The Department of Veterans Affairs has a proud tradition of supporting small businesses. VA spent $5.9 billion on 115,939 contracts with small businesses, or 37% of our total procurement dollars in Fiscal 2010. In evaluating the overall strength of our small business programs, the Small Business Administration awarded VA an “A” rating. VA is making a difference to America’s small businesses.
When I meet with Veteran small business owners, as I did at the National Veterans Small Business Conference in August, I am continually reminded that small businesses and entrepreneurs are the engines of job creation in our economy. Veterans and taxpayers get the value they deserve and expect, while the American economy also gets a boost.
For this reason, Secretary Shinseki and I are committed personally to ensuring fair and equitable prime contracting and subcontracting opportunities at VA.
Recently, the Veterans Health Administration needed support to staff a Women Veterans Call Center. They awarded the work to a service-disabled Veteran-owned small business, T3 Tech of Reston, VA. The firm averages $500,000 in annual revenue and employs six people. This was their first contract with VA. At $298,422 in year one, with several option periods to follow, it is a very significant award for T3.
Access to our procurement decision makers continues to be a vital ingredient in the success of small businesses. At the National Veterans Small Business Conference, more than 200 of VA’s key leaders engaged the more than 4,300 members of the business community in attendance through dozens of small face-to-face working sessions. In a post-conference survey, one owner urged: “Please bring the decision makers again next year!”
Access to our senior leaders isn’t the only answer. Small businesses need access to capital and a quality workforce. The President’s American Jobs Act offers significant help for both. It cuts red tape and reduces regulation where appropriate to increase small business capital formation, making it more likely that companies on the cusp of growth can make that leap. And it provides small businesses a payroll tax cut for current employees and a complete payroll tax holiday for new jobs and wage increases for the rest of 2011 and all of 2012.
If Congress passes the American Jobs Act, companies like T3 can better afford to add additional people to their payrolls, give a raise to the six people working there today, and compete for more contracts.
Veteran-owned small businesses offer VA – and taxpayers – great pricing and they deliver great performance.

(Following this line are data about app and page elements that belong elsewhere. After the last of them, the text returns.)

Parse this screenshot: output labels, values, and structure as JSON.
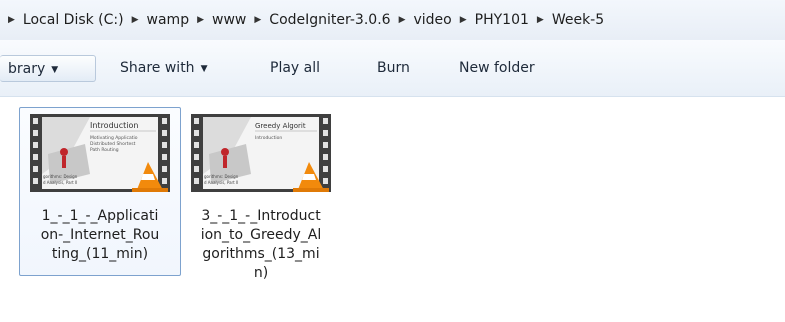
{
  "breadcrumb": {
    "items": [
      "Local Disk (C:)",
      "wamp",
      "www",
      "CodeIgniter-3.0.6",
      "video",
      "PHY101",
      "Week-5"
    ]
  },
  "toolbar": {
    "library_label": "brary",
    "share_label": "Share with",
    "play_all_label": "Play all",
    "burn_label": "Burn",
    "new_folder_label": "New folder"
  },
  "files": [
    {
      "name": "1_-_1_-_Applicati\non-_Internet_Rou\nting_(11_min)",
      "slide_title": "Introduction",
      "slide_lines": [
        "Motivating Applicatio",
        "Distributed Shortest",
        "Path Routing"
      ],
      "slide_footer": [
        "gorithms: Design",
        "d Analysis, Part II"
      ]
    },
    {
      "name": "3_-_1_-_Introduct\nion_to_Greedy_Al\ngorithms_(13_mi\nn)",
      "slide_title": "Greedy Algorit",
      "slide_lines": [
        "Introduction"
      ],
      "slide_footer": [
        "gorithms: Design",
        "d Analysis, Part II"
      ]
    }
  ],
  "colors": {
    "selection_border": "#7da2ce",
    "film_strip": "#3f3f3f",
    "vlc_cone": "#f28a0c"
  },
  "icons": {
    "separator": "chevron-right-icon",
    "dropdown": "dropdown-arrow-icon",
    "overlay": "vlc-cone-icon"
  }
}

The American Jobs Act promises to give those businesses the help they need to be a part of America’s economic recovery. And VA will be there to work with them in that shared effort.

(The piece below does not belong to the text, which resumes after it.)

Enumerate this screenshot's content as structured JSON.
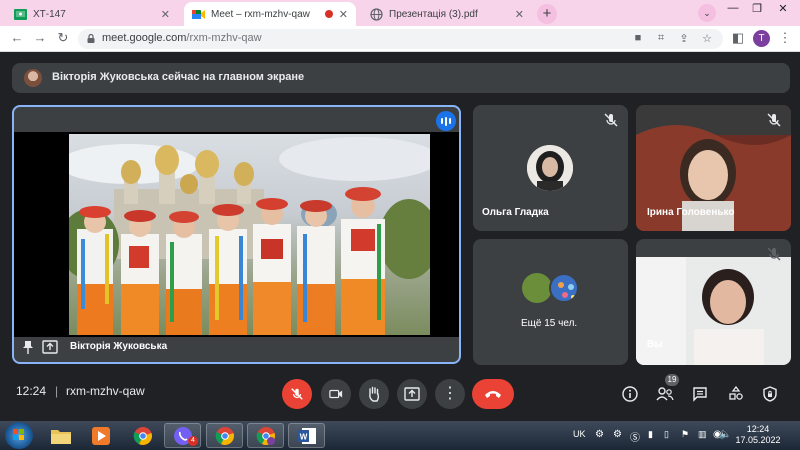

W. Scott Gould is Deputy Secretary of the U.S. Department of Veterans Affairs